Brexit – the good, the bad and the ugly result for UK Film
Industry anxiety suggests films following in the footsteps of Ken Loach's Palme D'or-winning I, Daniel Blake may be relegated to history in a post EU world
As the UK tries to steady itself after a tumultuous couple of weeks during which 52% of the population felt more confident about the notion of the UK sitting outside of the EU structure than it did within it, the UK’s film community has begun to react vocally to the news
The overwhelming sense - apart from shock - is of extreme anxiety about what a post EU Europe might look like for the film industry. But that’s not the complete view and some commentators have pictured a more rosy future. Time will tell, and we are all holding our collective breaths as the sands continue to shift - but while we await the next steps in this dramatic world-changing process, here is a roundup of some of the industry reaction to the news so far.
Leading the field, UK trade publication ScreenDaily reports a ‘shocked and dismayed response to the news of Brexit in almost every sector of the British film industry; responses in Europe have also been extremely downbeat’.
US trade Variety identifies ‘Seven Likely Consequences for the British Film and TV Industry’ - but finds two of the seven may be positive.
UK-based producer and data analyst, Stephen Follows, has explored the Brexit result twice this week – firstly finding 10 reasons to be worried (leading with the loss of the MEDIA funding programme) and just 4 reasons to relax headed by the devaluation of the pound making it cheaper to shoot in the UK.
Stephen Follows returned days later with some more considered analysis to explore what a post-Brexit UK film industry might look like, after surveying 156 film professionals.
The Guardian's Ben Child also looked at how MEDIA and Creative Europe are vital for UK films, including Oscar nominees like Carol and The King's Speech.
Recognising that different parts of the industry will be affected in different ways, Steve Henderson, writing in Skwigly, suggests that without EU funding, the animation industry may face a crisis like it has not seen since before the tax breaks were introduced.
Finally it was the turn of Amanda Nevill, the BFI’s CEO, in conversation with London’s Evening Standard, to suggest that the industry is engulfed in a “cloud of uncertainty” and to warn that independent film-makers are most at risk from the loss of EU funding.
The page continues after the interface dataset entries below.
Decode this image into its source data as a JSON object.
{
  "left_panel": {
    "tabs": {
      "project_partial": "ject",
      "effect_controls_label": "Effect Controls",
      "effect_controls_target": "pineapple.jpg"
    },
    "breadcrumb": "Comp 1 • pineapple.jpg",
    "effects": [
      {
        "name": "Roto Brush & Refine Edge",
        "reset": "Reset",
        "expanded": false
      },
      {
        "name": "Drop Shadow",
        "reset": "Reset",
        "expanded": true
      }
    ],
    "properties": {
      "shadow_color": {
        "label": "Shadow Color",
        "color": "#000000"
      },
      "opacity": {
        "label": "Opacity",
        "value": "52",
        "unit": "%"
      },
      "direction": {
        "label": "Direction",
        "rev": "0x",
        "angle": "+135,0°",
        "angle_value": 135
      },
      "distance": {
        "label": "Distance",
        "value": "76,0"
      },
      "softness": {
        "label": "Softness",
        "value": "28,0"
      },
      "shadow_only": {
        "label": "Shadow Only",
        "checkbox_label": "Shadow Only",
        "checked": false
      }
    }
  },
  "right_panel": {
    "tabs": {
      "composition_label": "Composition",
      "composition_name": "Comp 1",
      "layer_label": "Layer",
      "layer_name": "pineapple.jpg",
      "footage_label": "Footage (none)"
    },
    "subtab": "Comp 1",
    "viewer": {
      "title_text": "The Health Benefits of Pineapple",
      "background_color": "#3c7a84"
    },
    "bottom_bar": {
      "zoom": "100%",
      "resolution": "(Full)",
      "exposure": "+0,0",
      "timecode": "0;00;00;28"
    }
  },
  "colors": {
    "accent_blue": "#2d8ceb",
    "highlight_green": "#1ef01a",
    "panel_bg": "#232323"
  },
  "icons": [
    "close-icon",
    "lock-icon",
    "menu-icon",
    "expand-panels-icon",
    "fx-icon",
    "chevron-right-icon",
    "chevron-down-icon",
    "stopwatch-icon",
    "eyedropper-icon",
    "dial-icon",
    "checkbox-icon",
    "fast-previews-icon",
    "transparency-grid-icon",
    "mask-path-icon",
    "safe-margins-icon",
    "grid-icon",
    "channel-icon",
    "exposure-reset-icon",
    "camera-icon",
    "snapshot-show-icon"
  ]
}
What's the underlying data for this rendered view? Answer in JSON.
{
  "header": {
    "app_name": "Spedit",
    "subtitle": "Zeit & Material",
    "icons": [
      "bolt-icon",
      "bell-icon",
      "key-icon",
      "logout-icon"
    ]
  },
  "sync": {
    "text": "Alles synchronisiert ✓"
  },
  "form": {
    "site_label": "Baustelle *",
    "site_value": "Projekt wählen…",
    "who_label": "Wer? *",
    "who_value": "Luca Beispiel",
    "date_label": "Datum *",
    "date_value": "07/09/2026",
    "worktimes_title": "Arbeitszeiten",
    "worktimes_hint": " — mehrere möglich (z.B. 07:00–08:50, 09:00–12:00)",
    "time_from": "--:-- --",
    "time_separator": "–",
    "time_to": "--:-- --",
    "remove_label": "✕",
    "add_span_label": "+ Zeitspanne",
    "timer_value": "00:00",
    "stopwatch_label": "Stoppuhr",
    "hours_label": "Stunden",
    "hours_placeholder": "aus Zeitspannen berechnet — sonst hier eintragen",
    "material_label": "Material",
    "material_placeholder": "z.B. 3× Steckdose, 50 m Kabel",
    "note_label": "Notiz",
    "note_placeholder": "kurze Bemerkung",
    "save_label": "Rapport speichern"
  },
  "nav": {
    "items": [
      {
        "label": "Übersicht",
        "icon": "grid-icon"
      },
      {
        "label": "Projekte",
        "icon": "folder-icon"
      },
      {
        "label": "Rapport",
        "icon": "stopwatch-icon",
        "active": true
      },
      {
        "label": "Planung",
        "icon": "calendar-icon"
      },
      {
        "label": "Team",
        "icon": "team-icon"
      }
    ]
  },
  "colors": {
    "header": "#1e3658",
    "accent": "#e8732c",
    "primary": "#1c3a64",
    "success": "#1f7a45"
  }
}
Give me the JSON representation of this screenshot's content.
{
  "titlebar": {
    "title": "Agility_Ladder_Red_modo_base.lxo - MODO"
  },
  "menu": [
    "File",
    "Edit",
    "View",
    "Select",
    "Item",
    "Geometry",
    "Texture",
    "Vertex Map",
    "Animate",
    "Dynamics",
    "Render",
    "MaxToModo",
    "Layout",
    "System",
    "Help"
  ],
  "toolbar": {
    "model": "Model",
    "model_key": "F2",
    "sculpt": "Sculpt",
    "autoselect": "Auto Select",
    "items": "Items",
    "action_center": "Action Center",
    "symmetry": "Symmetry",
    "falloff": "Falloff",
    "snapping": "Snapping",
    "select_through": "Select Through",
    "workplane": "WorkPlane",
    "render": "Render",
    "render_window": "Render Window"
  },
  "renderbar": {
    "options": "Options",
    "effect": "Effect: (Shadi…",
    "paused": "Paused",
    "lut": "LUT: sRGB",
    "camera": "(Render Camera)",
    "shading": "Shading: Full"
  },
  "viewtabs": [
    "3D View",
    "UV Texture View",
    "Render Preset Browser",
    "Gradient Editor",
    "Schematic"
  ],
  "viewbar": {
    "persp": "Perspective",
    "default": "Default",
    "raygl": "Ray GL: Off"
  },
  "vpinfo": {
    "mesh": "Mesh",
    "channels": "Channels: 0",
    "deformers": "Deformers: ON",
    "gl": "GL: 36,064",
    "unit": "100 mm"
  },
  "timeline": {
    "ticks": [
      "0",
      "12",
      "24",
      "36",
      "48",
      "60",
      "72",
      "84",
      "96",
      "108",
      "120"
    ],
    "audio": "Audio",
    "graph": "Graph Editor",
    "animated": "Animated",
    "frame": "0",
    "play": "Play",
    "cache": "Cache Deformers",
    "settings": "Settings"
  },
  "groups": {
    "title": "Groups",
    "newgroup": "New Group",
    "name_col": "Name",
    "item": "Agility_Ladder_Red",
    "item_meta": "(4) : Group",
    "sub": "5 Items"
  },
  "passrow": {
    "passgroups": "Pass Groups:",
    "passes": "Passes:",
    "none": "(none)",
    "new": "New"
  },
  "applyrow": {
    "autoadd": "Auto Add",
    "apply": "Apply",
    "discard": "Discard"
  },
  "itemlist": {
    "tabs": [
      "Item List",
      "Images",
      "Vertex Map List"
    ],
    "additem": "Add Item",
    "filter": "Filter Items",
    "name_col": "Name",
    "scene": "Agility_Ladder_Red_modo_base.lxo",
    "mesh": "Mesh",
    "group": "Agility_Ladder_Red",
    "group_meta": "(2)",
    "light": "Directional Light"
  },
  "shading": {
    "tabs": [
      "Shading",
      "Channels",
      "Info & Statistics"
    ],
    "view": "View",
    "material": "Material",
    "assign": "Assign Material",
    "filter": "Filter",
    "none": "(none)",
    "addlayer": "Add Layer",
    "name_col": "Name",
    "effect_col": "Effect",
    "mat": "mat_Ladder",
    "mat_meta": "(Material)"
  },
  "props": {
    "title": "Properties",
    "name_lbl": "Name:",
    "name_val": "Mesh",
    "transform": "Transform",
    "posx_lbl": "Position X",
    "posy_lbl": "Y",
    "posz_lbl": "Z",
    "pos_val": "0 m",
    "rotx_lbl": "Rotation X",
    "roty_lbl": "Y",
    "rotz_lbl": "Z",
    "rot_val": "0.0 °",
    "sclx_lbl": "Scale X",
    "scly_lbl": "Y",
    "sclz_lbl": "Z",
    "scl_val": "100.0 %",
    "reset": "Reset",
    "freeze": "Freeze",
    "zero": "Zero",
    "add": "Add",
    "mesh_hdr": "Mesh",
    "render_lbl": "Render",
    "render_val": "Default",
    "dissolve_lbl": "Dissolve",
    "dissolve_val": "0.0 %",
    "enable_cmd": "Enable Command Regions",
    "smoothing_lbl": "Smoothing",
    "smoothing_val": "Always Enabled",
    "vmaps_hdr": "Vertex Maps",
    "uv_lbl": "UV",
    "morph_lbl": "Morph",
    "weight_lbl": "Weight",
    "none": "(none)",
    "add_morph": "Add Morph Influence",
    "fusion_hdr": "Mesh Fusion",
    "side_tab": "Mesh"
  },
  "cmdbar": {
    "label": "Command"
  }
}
The Guardian set its bloggers off in a call to arms – and Paul Duddridge, a British film and TV producer working in Hollywood, rose to the challenge to find an opportunity in the current crisis
Duddridge was called on again during the week by US trade mag Hollywood Reporter where he theorised how Brexit might well ‘open up British Film to global equity.
A few days earlier, Hollywood Reporter had also found some positives in the Out vote for itself, specifically suggesting that the studios could come out on top while UK producers struggle with uncertainty.
Meanwhile for us at British Council’s Film department:
Here at the British Council, where our remit is, was, and forever will be, entirely based on the value of international relationships, we’ve been working with our European neighbours for over 80 years. (In some sense, we’ve been going longer than the European Union itself). Our work is about networks and connectivity, be that via educators, scientists, students, young people, or artists. Filmmakers and the wider film community – both in the UK and internationally – form a vital part of that network. Whatever happens next with Brexit, our work connecting UK film to international audiences and counterparts, now looks even more important than it was before the momentous vote.